“You don’t want to lose money,” Hartmann continued. “It hurts the initial effort and you hire a manager. “Since I’ve been on the fair board (12 years) we have had four different managers.”
The lease proposals are due in the fair board office on Friday, Nov. 9. The fair board is on record that it would select a leasee by Dec. 1, 2012. McPherson did say that the fair board could reject any and all of the lease proposals.
Most of the parts of the lease are negotiable. Two items are non negotiable: the name Princeton Speedway has to remain and the races would have to continue being run on Friday evenings.
One thing that could change are the concessions.
Area 4-H clubs operate a food stand during the county fair and also sell food on race nights.
Under terms set by the fair board, a leasee could only use the 4-H food stand facilities if it first negotiates a mutually-agreeable lease with the University of Minnesota and 4-H Extension Service.
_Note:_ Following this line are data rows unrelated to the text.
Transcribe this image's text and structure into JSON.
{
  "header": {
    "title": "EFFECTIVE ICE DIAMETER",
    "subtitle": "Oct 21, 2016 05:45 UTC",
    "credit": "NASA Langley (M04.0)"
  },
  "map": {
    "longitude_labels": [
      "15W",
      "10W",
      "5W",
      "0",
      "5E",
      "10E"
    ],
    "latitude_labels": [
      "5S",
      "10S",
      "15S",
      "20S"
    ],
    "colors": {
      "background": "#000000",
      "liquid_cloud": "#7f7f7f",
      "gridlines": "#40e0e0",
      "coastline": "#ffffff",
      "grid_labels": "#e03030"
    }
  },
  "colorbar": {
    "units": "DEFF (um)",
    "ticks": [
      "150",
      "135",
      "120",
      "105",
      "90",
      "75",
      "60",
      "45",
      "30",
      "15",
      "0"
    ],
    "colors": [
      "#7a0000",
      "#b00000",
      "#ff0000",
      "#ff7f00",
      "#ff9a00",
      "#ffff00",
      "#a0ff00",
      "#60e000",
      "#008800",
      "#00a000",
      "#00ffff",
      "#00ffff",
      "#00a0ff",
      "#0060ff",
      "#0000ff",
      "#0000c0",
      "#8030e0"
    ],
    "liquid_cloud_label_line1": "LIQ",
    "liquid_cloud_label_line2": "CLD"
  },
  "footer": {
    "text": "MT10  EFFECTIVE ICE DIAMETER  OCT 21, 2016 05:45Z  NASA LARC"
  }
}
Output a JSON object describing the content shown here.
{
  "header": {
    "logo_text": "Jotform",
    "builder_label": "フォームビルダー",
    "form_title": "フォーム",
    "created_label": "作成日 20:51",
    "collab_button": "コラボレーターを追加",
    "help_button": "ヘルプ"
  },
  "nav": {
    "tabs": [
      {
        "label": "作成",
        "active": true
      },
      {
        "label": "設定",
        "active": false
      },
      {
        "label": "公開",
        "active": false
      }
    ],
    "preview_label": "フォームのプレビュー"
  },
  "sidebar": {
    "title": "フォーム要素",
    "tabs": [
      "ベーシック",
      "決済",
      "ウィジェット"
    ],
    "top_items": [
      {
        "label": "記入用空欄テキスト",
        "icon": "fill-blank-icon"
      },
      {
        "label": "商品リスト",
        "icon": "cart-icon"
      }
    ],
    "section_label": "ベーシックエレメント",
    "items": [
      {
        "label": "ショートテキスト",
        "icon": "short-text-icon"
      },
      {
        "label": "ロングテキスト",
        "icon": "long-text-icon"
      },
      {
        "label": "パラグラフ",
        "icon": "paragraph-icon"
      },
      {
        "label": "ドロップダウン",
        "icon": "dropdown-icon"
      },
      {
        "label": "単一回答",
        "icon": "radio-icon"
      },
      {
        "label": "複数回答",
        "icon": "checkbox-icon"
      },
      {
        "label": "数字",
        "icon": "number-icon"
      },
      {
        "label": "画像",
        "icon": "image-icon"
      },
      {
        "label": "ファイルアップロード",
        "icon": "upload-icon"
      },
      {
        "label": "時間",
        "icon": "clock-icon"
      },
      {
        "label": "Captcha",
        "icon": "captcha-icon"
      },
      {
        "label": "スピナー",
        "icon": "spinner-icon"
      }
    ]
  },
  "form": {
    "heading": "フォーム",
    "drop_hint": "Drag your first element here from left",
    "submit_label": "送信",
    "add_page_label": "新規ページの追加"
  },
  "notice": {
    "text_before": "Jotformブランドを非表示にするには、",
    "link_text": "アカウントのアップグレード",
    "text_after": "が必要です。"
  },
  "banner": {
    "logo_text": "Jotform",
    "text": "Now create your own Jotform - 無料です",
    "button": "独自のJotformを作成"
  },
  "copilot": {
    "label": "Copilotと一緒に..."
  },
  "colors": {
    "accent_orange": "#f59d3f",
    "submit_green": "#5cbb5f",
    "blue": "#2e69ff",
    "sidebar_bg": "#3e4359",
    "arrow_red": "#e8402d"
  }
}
One option for selling food would be through the use of a food truck. The leasee would also have the option to have alcohol sales as long as the alcohol vendors are licensed and provide proof of insurance with the Agricultural Society named as an insured party.
If a track operator is identified, a lease agreement for the speedway would be for three years. Each lease year would run March 1-Nov. 1. Either party could give written notice 90 days in advance to terminate.
County Commissioner Jack Edmonds, who represents the city of Princeton, is on the speedway committee with McPherson. Edmonds is working with her on securing a lease proposal.
Because the fair board is going to try to sign a lease, it was not ready to look at closing the speedway, Edmonds said. The ideal candidate for leasing the speedway, Edmonds said, would be someone with experience in the racing business.
“Hopefully, we will get some interest,” he said.